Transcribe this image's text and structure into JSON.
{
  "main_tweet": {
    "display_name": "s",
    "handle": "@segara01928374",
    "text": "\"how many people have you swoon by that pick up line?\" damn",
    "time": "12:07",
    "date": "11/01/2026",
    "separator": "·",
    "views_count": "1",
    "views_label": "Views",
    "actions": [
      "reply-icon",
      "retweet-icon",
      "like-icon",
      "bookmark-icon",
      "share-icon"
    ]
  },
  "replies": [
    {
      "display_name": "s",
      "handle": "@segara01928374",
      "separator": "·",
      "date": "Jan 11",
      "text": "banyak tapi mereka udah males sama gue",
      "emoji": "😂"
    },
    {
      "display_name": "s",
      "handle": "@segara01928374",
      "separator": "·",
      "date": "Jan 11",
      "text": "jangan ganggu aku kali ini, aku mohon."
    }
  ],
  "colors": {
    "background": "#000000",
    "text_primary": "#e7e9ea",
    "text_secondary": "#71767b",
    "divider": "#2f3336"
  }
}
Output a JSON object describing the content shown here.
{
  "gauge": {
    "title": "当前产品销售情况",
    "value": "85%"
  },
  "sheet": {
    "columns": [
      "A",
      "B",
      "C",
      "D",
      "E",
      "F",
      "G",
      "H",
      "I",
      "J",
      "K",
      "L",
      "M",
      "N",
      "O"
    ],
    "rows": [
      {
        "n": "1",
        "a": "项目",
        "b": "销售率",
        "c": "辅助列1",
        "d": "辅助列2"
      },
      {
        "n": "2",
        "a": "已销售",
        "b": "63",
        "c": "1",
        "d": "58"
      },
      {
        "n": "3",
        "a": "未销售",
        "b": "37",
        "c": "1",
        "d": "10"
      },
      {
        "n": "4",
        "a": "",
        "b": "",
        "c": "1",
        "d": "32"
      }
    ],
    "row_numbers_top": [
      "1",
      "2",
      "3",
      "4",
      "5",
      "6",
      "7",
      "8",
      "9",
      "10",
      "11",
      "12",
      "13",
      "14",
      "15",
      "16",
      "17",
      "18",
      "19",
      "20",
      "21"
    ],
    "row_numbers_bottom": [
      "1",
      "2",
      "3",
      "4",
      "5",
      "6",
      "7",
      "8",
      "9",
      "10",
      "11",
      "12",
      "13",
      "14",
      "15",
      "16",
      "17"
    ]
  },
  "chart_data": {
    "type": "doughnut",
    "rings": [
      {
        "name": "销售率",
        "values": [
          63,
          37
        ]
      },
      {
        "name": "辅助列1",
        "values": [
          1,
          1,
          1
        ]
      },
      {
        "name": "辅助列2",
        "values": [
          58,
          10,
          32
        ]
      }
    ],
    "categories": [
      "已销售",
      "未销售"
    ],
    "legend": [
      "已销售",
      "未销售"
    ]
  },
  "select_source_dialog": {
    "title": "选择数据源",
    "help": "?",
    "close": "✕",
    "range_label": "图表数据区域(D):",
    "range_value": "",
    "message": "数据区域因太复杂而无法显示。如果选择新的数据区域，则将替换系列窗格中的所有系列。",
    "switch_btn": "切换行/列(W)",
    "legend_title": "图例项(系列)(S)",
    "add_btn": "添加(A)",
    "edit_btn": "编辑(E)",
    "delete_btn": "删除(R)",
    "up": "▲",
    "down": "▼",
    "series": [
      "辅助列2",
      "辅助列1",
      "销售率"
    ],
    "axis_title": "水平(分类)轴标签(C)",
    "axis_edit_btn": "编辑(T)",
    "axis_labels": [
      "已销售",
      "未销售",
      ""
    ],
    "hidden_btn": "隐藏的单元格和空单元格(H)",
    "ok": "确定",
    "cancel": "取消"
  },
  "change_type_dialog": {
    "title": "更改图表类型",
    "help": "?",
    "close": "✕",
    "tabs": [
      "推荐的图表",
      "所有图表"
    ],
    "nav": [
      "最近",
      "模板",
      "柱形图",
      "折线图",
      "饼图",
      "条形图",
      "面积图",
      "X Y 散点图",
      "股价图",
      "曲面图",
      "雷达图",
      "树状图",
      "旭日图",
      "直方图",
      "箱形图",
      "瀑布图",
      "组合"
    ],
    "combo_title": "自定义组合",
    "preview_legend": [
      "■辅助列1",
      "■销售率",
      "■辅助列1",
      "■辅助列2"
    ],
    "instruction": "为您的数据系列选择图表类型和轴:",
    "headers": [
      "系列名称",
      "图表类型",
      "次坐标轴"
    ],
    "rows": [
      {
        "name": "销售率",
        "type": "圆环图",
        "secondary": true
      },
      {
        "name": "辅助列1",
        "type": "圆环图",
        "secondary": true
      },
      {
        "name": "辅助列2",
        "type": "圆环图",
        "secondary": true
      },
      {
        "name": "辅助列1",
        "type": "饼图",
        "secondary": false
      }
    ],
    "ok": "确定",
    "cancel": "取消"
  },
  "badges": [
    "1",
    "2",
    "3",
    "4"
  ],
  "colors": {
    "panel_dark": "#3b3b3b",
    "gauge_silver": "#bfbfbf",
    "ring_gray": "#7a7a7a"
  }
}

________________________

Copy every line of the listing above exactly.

Transcribe this image's text and structure into JSON.
{
  "main_tweet": {
    "display_name": "s",
    "handle": "@segara01928374",
    "text": "\"how many people have you swoon by that pick up line?\" damn",
    "time": "12:07",
    "date": "11/01/2026",
    "separator": "·",
    "views_count": "1",
    "views_label": "Views",
    "actions": [
      "reply-icon",
      "retweet-icon",
      "like-icon",
      "bookmark-icon",
      "share-icon"
    ]
  },
  "replies": [
    {
      "display_name": "s",
      "handle": "@segara01928374",
      "separator": "·",
      "date": "Jan 11",
      "text": "banyak tapi mereka udah males sama gue",
      "emoji": "😂"
    },
    {
      "display_name": "s",
      "handle": "@segara01928374",
      "separator": "·",
      "date": "Jan 11",
      "text": "jangan ganggu aku kali ini, aku mohon."
    }
  ],
  "colors": {
    "background": "#000000",
    "text_primary": "#e7e9ea",
    "text_secondary": "#71767b",
    "divider": "#2f3336"
  }
}
Output a JSON object describing the content shown here.
{
  "gauge": {
    "title": "当前产品销售情况",
    "value": "85%"
  },
  "sheet": {
    "columns": [
      "A",
      "B",
      "C",
      "D",
      "E",
      "F",
      "G",
      "H",
      "I",
      "J",
      "K",
      "L",
      "M",
      "N",
      "O"
    ],
    "rows": [
      {
        "n": "1",
        "a": "项目",
        "b": "销售率",
        "c": "辅助列1",
        "d": "辅助列2"
      },
      {
        "n": "2",
        "a": "已销售",
        "b": "63",
        "c": "1",
        "d": "58"
      },
      {
        "n": "3",
        "a": "未销售",
        "b": "37",
        "c": "1",
        "d": "10"
      },
      {
        "n": "4",
        "a": "",
        "b": "",
        "c": "1",
        "d": "32"
      }
    ],
    "row_numbers_top": [
      "1",
      "2",
      "3",
      "4",
      "5",
      "6",
      "7",
      "8",
      "9",
      "10",
      "11",
      "12",
      "13",
      "14",
      "15",
      "16",
      "17",
      "18",
      "19",
      "20",
      "21"
    ],
    "row_numbers_bottom": [
      "1",
      "2",
      "3",
      "4",
      "5",
      "6",
      "7",
      "8",
      "9",
      "10",
      "11",
      "12",
      "13",
      "14",
      "15",
      "16",
      "17"
    ]
  },
  "chart_data": {
    "type": "doughnut",
    "rings": [
      {
        "name": "销售率",
        "values": [
          63,
          37
        ]
      },
      {
        "name": "辅助列1",
        "values": [
          1,
          1,
          1
        ]
      },
      {
        "name": "辅助列2",
        "values": [
          58,
          10,
          32
        ]
      }
    ],
    "categories": [
      "已销售",
      "未销售"
    ],
    "legend": [
      "已销售",
      "未销售"
    ]
  },
  "select_source_dialog": {
    "title": "选择数据源",
    "help": "?",
    "close": "✕",
    "range_label": "图表数据区域(D):",
    "range_value": "",
    "message": "数据区域因太复杂而无法显示。如果选择新的数据区域，则将替换系列窗格中的所有系列。",
    "switch_btn": "切换行/列(W)",
    "legend_title": "图例项(系列)(S)",
    "add_btn": "添加(A)",
    "edit_btn": "编辑(E)",
    "delete_btn": "删除(R)",
    "up": "▲",
    "down": "▼",
    "series": [
      "辅助列2",
      "辅助列1",
      "销售率"
    ],
    "axis_title": "水平(分类)轴标签(C)",
    "axis_edit_btn": "编辑(T)",
    "axis_labels": [
      "已销售",
      "未销售",
      ""
    ],
    "hidden_btn": "隐藏的单元格和空单元格(H)",
    "ok": "确定",
    "cancel": "取消"
  },
  "change_type_dialog": {
    "title": "更改图表类型",
    "help": "?",
    "close": "✕",
    "tabs": [
      "推荐的图表",
      "所有图表"
    ],
    "nav": [
      "最近",
      "模板",
      "柱形图",
      "折线图",
      "饼图",
      "条形图",
      "面积图",
      "X Y 散点图",
      "股价图",
      "曲面图",
      "雷达图",
      "树状图",
      "旭日图",
      "直方图",
      "箱形图",
      "瀑布图",
      "组合"
    ],
    "combo_title": "自定义组合",
    "preview_legend": [
      "■辅助列1",
      "■销售率",
      "■辅助列1",
      "■辅助列2"
    ],
    "instruction": "为您的数据系列选择图表类型和轴:",
    "headers": [
      "系列名称",
      "图表类型",
      "次坐标轴"
    ],
    "rows": [
      {
        "name": "销售率",
        "type": "圆环图",
        "secondary": true
      },
      {
        "name": "辅助列1",
        "type": "圆环图",
        "secondary": true
      },
      {
        "name": "辅助列2",
        "type": "圆环图",
        "secondary": true
      },
      {
        "name": "辅助列1",
        "type": "饼图",
        "secondary": false
      }
    ],
    "ok": "确定",
    "cancel": "取消"
  },
  "badges": [
    "1",
    "2",
    "3",
    "4"
  ],
  "colors": {
    "panel_dark": "#3b3b3b",
    "gauge_silver": "#bfbfbf",
    "ring_gray": "#7a7a7a"
  }
}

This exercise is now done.